# WORK TO BE COMPLETED:
Please copy each line of the records below that includes the word "title".

# App and web page records:
______

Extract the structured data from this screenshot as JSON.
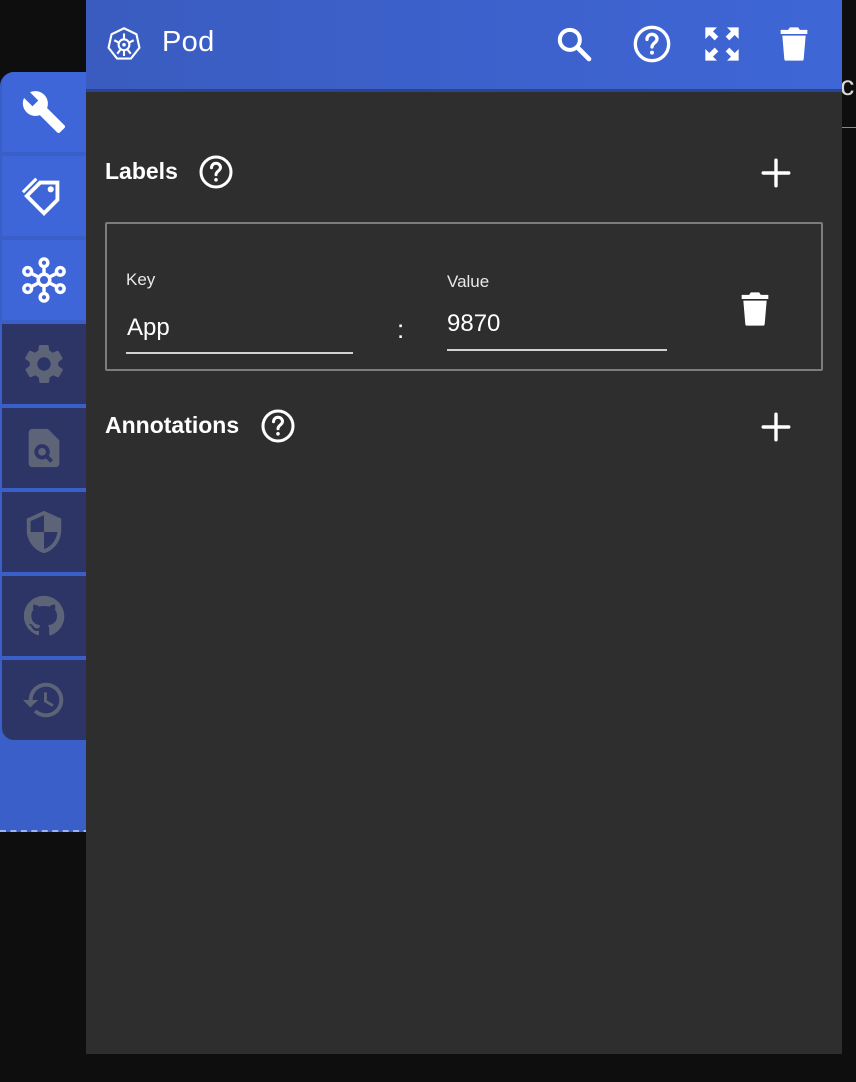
{
  "window": {
    "title": "Pod",
    "bg_partial_text": "ic"
  },
  "header_actions": [
    "search-icon",
    "help-icon",
    "fullscreen-icon",
    "trash-icon"
  ],
  "sidebar": {
    "items": [
      {
        "icon": "wrench-icon",
        "state": "active"
      },
      {
        "icon": "tag-icon",
        "state": "active"
      },
      {
        "icon": "network-icon",
        "state": "active"
      },
      {
        "icon": "gear-icon",
        "state": "inactive"
      },
      {
        "icon": "file-search-icon",
        "state": "inactive"
      },
      {
        "icon": "shield-icon",
        "state": "inactive"
      },
      {
        "icon": "github-icon",
        "state": "inactive"
      },
      {
        "icon": "history-icon",
        "state": "inactive"
      }
    ]
  },
  "labels": {
    "title": "Labels",
    "rows": [
      {
        "key_caption": "Key",
        "key": "App",
        "value_caption": "Value",
        "value": "9870",
        "separator": ":"
      }
    ]
  },
  "annotations": {
    "title": "Annotations"
  },
  "colors": {
    "header_blue": "#3f66d6",
    "panel_bg": "#2e2e2e",
    "sidebar_active": "#3e66d8",
    "sidebar_inactive": "#2c3566",
    "page_bg": "#0e0e0e"
  }
}
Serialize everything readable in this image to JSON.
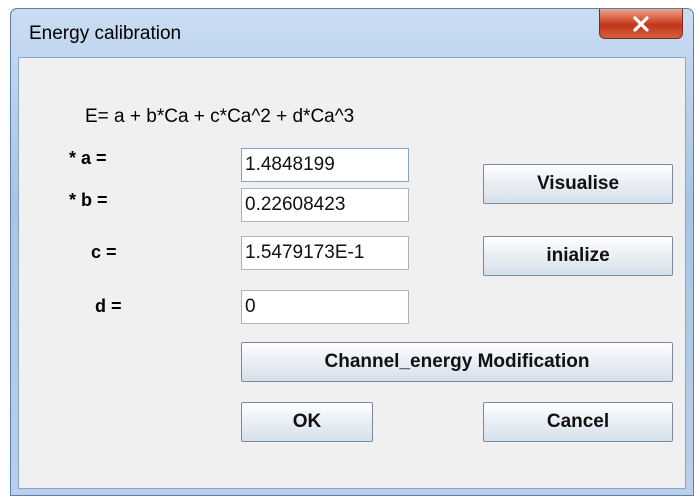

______

# RESULT OF THIS TASK:
    "title": "Pod",
    "title": "Labels",
    "title": "Annotations"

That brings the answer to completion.